Nebraska Game and Parks Commission and U.S. Fish and Wildlife Service crews load rotenone into boats during a renovation of Pelican Lake.

Why we did it

The goal of this multi-year project at Valentine National Wildlife Refuge was to limit fish passage and control high densities of carp at Watts, Hackberry, Dewey, Whitewater, Clear, Willow and Pelican lakes. 

How we did it

Work began in 2015 to create control structures, berm improvements, fish barriers and dredging at each of the individual lakes.

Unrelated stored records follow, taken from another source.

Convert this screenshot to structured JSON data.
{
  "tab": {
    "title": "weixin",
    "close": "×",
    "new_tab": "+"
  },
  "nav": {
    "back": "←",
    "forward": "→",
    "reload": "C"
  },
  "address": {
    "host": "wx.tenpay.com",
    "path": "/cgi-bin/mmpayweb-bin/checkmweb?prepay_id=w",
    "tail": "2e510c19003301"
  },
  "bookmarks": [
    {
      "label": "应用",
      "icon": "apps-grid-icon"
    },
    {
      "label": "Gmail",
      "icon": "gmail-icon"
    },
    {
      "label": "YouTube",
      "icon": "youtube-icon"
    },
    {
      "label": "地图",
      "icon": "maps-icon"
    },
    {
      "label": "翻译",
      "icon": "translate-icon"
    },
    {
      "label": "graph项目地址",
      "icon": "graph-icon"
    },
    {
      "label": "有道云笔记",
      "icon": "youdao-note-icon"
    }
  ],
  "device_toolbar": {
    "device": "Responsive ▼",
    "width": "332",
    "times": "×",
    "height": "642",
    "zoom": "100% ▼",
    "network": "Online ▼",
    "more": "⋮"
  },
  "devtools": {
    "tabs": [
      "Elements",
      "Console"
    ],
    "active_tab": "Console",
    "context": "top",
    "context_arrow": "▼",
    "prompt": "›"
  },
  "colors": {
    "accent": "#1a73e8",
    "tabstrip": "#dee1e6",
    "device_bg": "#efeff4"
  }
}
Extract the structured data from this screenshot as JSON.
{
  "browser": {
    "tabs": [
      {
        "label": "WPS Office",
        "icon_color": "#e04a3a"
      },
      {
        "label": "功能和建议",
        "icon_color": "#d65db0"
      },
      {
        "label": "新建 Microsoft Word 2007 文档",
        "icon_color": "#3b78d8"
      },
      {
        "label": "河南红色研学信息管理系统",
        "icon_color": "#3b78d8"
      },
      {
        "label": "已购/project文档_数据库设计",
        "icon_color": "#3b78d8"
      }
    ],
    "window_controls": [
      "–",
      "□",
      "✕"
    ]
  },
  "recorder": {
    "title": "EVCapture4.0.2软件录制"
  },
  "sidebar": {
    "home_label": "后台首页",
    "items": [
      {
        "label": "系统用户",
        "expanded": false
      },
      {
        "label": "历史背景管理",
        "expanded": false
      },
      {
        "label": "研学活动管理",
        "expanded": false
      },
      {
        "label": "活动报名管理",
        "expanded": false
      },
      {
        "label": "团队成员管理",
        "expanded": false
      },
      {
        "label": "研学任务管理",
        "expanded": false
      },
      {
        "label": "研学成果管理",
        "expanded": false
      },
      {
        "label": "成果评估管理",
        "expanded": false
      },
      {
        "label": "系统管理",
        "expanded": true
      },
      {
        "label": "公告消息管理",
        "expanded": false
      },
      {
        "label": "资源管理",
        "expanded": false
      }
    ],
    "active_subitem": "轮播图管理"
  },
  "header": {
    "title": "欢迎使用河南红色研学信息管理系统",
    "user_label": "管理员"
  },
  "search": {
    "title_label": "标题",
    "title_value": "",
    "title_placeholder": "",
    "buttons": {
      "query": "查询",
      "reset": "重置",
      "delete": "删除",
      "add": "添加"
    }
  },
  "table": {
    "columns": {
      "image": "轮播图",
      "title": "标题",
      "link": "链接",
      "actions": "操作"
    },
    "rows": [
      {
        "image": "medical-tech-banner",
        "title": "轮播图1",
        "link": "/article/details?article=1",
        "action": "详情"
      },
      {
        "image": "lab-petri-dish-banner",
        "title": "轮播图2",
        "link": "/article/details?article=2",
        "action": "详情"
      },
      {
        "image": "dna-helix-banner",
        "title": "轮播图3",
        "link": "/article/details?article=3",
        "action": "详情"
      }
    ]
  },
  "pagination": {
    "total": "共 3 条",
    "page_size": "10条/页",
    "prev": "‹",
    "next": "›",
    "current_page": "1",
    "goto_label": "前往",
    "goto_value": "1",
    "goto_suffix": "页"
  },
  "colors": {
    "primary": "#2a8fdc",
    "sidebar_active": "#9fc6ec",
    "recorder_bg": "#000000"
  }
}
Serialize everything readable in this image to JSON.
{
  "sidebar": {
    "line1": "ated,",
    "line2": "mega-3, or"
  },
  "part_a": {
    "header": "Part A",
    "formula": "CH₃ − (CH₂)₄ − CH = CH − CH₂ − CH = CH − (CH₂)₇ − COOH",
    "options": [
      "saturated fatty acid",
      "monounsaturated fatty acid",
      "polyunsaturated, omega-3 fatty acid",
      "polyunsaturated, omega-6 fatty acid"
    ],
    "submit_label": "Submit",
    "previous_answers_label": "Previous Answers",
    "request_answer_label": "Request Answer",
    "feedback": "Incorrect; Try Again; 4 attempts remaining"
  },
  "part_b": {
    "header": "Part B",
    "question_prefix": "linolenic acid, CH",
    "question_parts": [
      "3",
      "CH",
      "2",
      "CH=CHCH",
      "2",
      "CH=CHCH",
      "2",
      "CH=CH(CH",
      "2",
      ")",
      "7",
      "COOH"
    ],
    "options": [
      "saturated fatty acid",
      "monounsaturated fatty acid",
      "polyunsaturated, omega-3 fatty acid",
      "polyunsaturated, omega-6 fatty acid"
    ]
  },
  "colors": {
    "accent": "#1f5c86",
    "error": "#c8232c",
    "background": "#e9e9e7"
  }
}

This process, which lasted through 2016, also included channel clean-out between the lakes.

After the physical construction, rotenone treatments at each of the lakes began in 2018. Nebraska Game and Parks salvaged game fish and transferred them to other public waters prior to the treatments and removed certain length limits for anglers.

Watts was renovated in 2015; Pelican, School and Whitewater lakes were renovated in 2018; Hackberry and Willow in 2021; Dewey, Clear and McKeel fish renovations are in the planning stages.

What benefits from these changes

Managing carp migration and removing them from Valentine National Wildlife Refuge’s waters paves the way for an enhanced fishery. This complements several recent improvements to the refuge’s nine public fishing lakes, including roads and angler and boater access.

Project partners

  • U.S. Fish and Wildlife Service

The Aquatic Habitat Program

The Aquatic Habitat Program was created in 1997 and was the first program of its kind in the nation. Since then 100s of waterbodies across the state — everything from lakes to streams to rivers to ponds — have been renovated, improving aquatic life and water quality for Nebraskans.

Learn about the program